Spiral Notebook: You've been framed

By Giles Broadbent on May 23, 2009 10:21 AM |


Giles Broadbent considers a radical, punitive imposition on errant MPs

I make no apology for returning to the subject of MPs' expenses. I make no apology because it is fully within the rules as laid down in the Columnist's Green Book and it is the system that stinks, not I. Reform cannot come soon enough.

In pursuit of redress, and never one to decline the fruits of another man's labours, my thoughts turned to the Window Tax of 1696. We should reintroduce this much-maligned imposition forthwith.

The new Window Tax 2009 would stipulate that MPs must pay the price of all broken windows in any chamber, constituency residence, tavern or town hall even if they are not directly to blame for being flung through them in the first place.

(Incidentally, the Window Tax was not repealed until 1851 when it was replaced by the "House Duty", a form of words that whooshes straight over the heads of our elected embezzlers like a hungry wig hawk scouting for supper.)

In the doldrums

• I fear for the future. In years to come, all ambition will be spent. Look at the milestones passed in recent months - the first Speaker ousted since 1695; the deepest recession in a century; the first Lords kicked out of Parliament since Oliver Cromwell; the biggest constitutional crisis since the MP for Berwick on Tweed in 1745 knotted his brow with a reef rather than the more traditional Gordian knot.

What will we pitch for when all is said and done and stolen and claimed for and reimbursed and repaid in sorrow?

In 10 years' time - new government, settled house prices, recession ended - we'll be as dull and lifeless as the barnet of a slumdog crack addict.

We'll turn our faces to the skies in the hope that climate change will bring us, say, the worst hurricane, the biggest snowfall, the loss of Norfolk. Anything to lift us from our middle-ranking, unremarkable malaise of historical mediocrity.

I still thrill to the sound of a newsreader concluding her statistical analysis with "...since records began".

Dear Diary, I was there when that terrible thing happened. I witnessed history.

Come 2019 we'll be edging through Canary Wharf on Crossrail and the holographic figure of a stately Emily Maitless will echo from the depths of our iLatte™ "...and those are the worst figures..." and we'll perk up before she continues... "since the Great Superlatives Flood of 2009" and we'll sit back and sigh.

We're standing on the shoulders of pygmies, we'll think, secretly yearning for the return of City excesses, free fluffy dusters and a bent peer or two.


Allan B said:

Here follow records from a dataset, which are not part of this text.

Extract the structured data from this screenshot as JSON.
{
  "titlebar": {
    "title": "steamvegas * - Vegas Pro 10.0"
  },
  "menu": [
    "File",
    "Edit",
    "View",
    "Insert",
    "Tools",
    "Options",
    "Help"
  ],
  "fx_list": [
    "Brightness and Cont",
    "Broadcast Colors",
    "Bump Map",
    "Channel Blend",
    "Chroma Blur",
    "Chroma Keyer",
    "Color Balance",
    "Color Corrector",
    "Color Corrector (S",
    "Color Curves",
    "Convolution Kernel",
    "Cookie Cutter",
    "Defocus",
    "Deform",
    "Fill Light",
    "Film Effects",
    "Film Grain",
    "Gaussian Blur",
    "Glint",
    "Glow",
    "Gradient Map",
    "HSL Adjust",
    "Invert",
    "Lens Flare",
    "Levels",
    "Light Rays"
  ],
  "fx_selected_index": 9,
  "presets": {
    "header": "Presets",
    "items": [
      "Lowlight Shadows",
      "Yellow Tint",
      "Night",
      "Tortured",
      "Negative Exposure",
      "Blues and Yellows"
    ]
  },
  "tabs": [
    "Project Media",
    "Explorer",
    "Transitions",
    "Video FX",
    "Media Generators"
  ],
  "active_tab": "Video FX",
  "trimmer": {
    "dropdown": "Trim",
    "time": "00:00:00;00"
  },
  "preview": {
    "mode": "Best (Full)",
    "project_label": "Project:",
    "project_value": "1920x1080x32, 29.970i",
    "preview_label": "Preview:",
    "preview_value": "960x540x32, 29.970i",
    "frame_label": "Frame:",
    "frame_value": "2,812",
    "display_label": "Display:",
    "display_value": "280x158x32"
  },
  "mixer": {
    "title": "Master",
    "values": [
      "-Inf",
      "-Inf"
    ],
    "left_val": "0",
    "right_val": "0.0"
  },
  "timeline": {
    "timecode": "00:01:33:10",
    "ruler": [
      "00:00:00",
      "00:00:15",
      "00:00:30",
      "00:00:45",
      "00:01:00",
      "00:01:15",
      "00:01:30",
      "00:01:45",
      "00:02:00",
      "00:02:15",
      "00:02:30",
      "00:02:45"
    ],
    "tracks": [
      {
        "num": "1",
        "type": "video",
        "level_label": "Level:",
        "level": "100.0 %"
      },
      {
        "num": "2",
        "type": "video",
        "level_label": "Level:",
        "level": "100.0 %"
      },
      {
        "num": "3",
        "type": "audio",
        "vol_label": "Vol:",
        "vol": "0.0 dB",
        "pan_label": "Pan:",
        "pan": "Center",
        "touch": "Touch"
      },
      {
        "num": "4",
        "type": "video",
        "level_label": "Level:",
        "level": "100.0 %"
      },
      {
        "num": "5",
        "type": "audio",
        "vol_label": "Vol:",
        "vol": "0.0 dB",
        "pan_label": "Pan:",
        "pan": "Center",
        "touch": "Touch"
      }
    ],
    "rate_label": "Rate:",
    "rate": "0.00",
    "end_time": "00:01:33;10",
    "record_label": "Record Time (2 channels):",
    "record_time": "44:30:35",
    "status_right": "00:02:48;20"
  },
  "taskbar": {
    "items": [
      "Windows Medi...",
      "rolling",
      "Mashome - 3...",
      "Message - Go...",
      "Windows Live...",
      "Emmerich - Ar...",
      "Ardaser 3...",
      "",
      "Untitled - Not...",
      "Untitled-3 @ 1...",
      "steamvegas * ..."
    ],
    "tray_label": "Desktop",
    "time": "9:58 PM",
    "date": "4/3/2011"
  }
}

We shall never run out of superatives or excesses while we have journalists. Over a lifetime of non-excess I have constantly wondered [can you constantly wonder?] at the ability of journalists to glean shock, horror and probe stories out of the most barren of fields. Long may you exceed.